Thursday, August 17, 2006

Buy New Zealand campaign - racism by another name

Is there anything more stupid than a Buy New Zealand Made campaign?
It is about as clever as the Invercargill City Council advertising “shag a Southlander”, or Manukau City advertising “Buy Manukau Made”. It is saying “it is good because it is made in New Zealand”, not because of quality of the product, after sales service or price.
So is something is more expensive but NZ made, then you should buy it because it is better to do that than buy something else with the money you wasted on nationalism. It is better to buy something inferior because of nationalism.
It is racist because it is saying that products made by NZers are better than those made by foreigners in one respect – their origin.
No, it is not about economics. The childish theory of keeping money in the country is sheer nonsense. It is better to maximise utility – better to buy 3 pairs of socks for $3 than buy 1 pair, or better to buy one pair for $1 and spend $2 on something else you want. That is how we are better off. It is a concept the Greens and NZ First don’t understand because they are both xenophobic at heart – both hating “foreign investment” and suspicious of “foreign made” goods. The Greens because they see blind children stitching shoes, and NZ First because they see hard working Asians staying up late in the sweatshop looking determinedly like they want to fight another war by working harder and destroying “our jobs”.
Imagine if there was a “hire a New Zealander” campaign, “donate to New Zealand charities” campaign or a “make phone calls to New Zealanders” campaign – all could be justified on the basis of “keeping money at ‘ome”.
You might like supporting a local business because the owner is friendly, the product is good and you can guarantee quality, or maybe you are always able to find someone who can help you. However, if you take this to its logical conclusion, you'll go to the most local shop to buy your groceries, because it is a "local person" living in "your community", and you should "support" them.
My advice is simple. Buy what you want from whoever sells you it for the best deal, wherever in the world that seller is. Judge products on overall quality and price - remember, odds are that the New Zealand business owner is as likely as you are to want to spend profits on buying an ipod, a holiday to Europe, a new car or new clothes. You don't benefit from shortchanging your choice by applying anti-foreign bigotry to it.

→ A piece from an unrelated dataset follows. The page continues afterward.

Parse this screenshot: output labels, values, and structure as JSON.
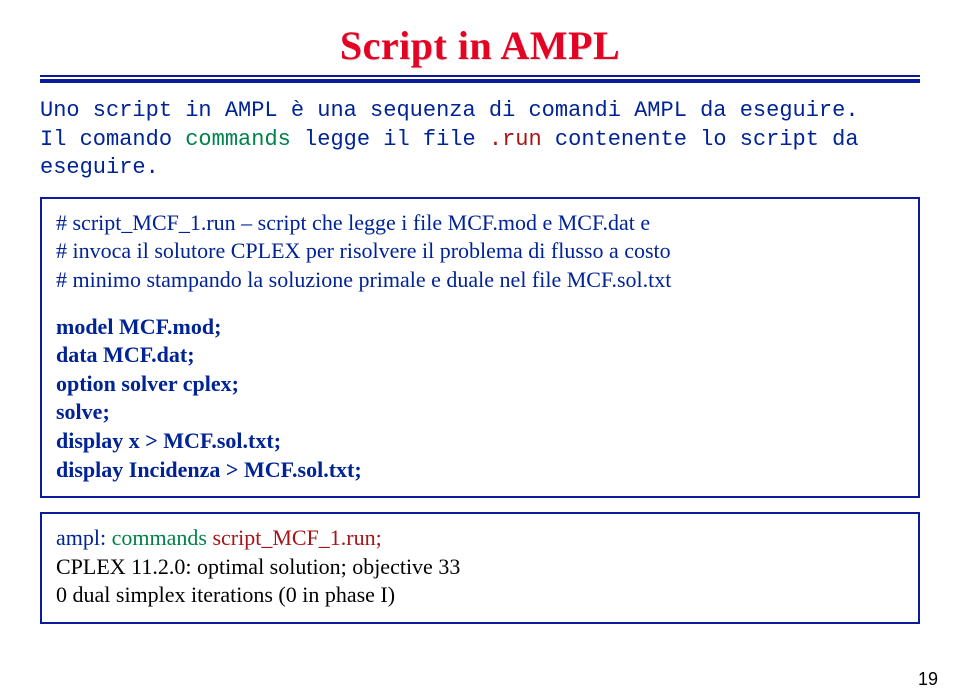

Sarah said...

Hi there,

We need some help! My daughters debating team are stuck! They are on the negative and the moot is "Buy N.Z made, we've got it made". We would so be grateful for anymore points you could offer!!!

libertyscott said...

Well off the top of my head:
1. Buying something because of where it is made, instead of price and quality means you are getting less for your money. You could have spent the difference on something else, giving YOU more utility and helping employ others.
2. People should reward whoever gives them the best deal, not whoever overcharges or delivers poorer quality. Why reward a local producer who is not as good as a foreign one? Do we want a world where second best is what we aim for?
3. National borders are artificial. Why not Buy North Island, Buy Auckland made, buy Takapuna made, buy Esmonde Rd made, or only consume what you make yourself? Well think about it, you COULD become self sufficient and not spend money on anything others make, but your standard of living would be low. People make money by focusing on what they are good doing, and some people make things better and cheaper outside NZ than within NZ.
4. The notion that buying NZ made creates jobs in NZ is vastly exagerrated. For example, the NZ producer may simply spend the proceeds on buying imports or on overseas travel. Good on them, but the money from buying NZ made does not necessarily circulate locally.
5. Trade makes the world a richer place. North Korea is the perfect example of a country that has as its official philosophy self sufficiency (called Juche). It is destitute, and only exports arms, drugs and some minerals. South Korea is trade oriented, open and the average South Korean has fifteen times the income of a North Korean. Can there be a more stark example of how economic nationalism fails?

Fundamentally "buy NZ made" is childish and naive, it ignores fundamental economics as outlined by Adam Smith in The Wealth of Nations and David Ricardo, about comparative advantage. Some countries are good at producing some goods and services, others are good at others - they all are better off by specialising and producing what they are good at and trading. Anything different means you are wasting money buying something inferior because of nationalism, which is, fundamentally, racist.

Hope that helps!

Sarah said...

Hey! Thankyou so much!! I will print this out and pass it onto my daughter and her debate team. Great points!!! Thankyou for your time!!! and effort!